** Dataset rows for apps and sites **
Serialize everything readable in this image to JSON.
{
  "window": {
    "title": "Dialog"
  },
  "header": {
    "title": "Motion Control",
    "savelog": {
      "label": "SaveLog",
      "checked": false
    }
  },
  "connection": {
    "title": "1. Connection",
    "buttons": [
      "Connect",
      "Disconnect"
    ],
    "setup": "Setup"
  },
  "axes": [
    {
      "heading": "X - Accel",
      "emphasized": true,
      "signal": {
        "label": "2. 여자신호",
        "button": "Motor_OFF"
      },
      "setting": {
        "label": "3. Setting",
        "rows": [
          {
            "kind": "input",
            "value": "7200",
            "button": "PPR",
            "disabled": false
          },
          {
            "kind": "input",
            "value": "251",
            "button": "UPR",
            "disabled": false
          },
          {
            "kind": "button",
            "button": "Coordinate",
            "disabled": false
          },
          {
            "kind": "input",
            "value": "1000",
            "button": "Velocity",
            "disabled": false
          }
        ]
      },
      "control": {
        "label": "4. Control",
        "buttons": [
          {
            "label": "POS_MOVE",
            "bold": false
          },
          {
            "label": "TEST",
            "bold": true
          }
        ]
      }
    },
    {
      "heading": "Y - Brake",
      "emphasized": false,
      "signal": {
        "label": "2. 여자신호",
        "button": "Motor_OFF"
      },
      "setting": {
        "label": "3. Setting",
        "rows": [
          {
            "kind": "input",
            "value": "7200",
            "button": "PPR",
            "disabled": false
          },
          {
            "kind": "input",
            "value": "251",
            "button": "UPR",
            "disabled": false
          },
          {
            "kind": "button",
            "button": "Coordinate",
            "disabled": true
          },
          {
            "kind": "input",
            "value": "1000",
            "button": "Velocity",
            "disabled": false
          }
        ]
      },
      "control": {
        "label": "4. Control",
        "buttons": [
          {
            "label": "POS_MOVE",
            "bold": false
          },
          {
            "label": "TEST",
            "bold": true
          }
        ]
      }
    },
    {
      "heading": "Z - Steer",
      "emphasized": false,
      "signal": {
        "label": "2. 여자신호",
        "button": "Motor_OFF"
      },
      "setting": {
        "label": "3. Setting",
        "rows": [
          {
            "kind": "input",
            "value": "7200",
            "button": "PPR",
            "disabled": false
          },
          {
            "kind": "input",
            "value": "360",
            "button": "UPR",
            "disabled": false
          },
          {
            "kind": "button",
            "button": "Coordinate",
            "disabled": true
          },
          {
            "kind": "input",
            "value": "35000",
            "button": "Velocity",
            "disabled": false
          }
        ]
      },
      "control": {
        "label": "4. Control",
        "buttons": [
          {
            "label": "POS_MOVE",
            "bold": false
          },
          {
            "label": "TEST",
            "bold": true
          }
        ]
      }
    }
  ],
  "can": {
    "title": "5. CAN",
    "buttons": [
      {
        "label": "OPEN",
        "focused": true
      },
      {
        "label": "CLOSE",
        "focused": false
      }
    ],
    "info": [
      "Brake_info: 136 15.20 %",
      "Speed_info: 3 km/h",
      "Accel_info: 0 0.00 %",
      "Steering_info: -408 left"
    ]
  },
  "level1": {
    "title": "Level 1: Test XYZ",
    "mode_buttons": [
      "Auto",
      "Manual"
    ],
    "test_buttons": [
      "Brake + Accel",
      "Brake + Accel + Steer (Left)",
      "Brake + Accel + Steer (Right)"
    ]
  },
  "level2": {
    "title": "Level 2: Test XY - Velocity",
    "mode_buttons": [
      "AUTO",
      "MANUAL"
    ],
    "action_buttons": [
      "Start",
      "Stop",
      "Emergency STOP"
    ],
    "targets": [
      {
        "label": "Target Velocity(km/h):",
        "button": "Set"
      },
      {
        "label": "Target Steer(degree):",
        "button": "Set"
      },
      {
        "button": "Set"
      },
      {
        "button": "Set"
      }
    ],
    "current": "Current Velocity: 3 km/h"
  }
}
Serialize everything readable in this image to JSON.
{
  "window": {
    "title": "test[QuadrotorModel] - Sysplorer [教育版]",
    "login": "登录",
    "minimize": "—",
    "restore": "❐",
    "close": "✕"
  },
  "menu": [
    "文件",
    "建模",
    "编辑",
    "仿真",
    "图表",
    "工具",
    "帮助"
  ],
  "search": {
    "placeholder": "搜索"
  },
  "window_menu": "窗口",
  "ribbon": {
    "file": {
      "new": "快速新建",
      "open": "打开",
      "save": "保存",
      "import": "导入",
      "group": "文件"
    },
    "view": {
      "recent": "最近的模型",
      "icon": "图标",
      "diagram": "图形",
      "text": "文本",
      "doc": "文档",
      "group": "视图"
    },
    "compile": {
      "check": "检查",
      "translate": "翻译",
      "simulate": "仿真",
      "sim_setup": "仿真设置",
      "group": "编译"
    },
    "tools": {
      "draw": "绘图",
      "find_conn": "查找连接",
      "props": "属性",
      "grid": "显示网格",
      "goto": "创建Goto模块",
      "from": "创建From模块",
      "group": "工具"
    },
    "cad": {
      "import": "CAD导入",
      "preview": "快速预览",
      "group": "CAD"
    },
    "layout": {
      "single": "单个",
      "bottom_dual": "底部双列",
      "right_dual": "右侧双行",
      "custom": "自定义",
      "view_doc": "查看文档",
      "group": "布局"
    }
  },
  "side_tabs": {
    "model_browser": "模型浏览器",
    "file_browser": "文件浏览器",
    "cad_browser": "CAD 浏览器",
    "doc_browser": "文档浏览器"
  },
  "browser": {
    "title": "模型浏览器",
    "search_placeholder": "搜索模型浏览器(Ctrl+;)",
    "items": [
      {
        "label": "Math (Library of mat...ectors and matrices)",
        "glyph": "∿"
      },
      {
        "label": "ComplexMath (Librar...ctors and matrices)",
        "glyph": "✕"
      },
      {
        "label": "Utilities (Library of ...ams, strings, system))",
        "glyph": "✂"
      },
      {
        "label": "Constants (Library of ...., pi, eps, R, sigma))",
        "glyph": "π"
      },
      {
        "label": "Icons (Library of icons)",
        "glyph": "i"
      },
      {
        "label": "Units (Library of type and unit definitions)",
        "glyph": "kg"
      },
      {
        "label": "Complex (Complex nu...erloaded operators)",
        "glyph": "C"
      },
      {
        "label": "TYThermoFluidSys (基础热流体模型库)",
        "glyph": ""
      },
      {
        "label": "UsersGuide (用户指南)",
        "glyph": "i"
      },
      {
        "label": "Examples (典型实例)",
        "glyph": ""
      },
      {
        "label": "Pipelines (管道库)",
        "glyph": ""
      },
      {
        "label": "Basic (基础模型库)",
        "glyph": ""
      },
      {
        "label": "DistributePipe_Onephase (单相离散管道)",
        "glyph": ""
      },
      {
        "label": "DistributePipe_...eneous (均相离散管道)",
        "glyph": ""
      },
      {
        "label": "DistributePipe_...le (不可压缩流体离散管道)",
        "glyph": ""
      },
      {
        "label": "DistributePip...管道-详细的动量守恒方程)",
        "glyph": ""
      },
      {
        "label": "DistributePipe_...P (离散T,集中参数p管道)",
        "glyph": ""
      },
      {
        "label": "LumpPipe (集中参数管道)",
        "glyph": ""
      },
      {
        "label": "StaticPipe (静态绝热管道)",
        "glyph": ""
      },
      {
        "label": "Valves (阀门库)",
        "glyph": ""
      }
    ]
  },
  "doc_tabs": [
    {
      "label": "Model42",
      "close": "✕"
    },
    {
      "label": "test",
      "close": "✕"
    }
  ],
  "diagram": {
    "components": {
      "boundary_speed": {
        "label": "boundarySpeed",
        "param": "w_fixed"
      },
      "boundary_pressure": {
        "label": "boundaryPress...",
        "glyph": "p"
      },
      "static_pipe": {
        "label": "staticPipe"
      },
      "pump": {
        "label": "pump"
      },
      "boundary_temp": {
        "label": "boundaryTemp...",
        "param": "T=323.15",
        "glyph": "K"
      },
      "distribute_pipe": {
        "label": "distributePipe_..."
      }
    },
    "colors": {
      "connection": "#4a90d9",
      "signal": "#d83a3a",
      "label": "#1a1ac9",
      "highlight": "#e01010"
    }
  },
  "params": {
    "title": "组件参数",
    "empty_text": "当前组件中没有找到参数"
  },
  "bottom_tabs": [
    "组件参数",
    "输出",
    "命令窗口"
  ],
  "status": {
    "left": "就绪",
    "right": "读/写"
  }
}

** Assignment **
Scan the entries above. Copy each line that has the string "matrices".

** Answer below **
        "label": "Math (Library of mat...ectors and matrices)",
        "label": "ComplexMath (Librar...ctors and matrices)",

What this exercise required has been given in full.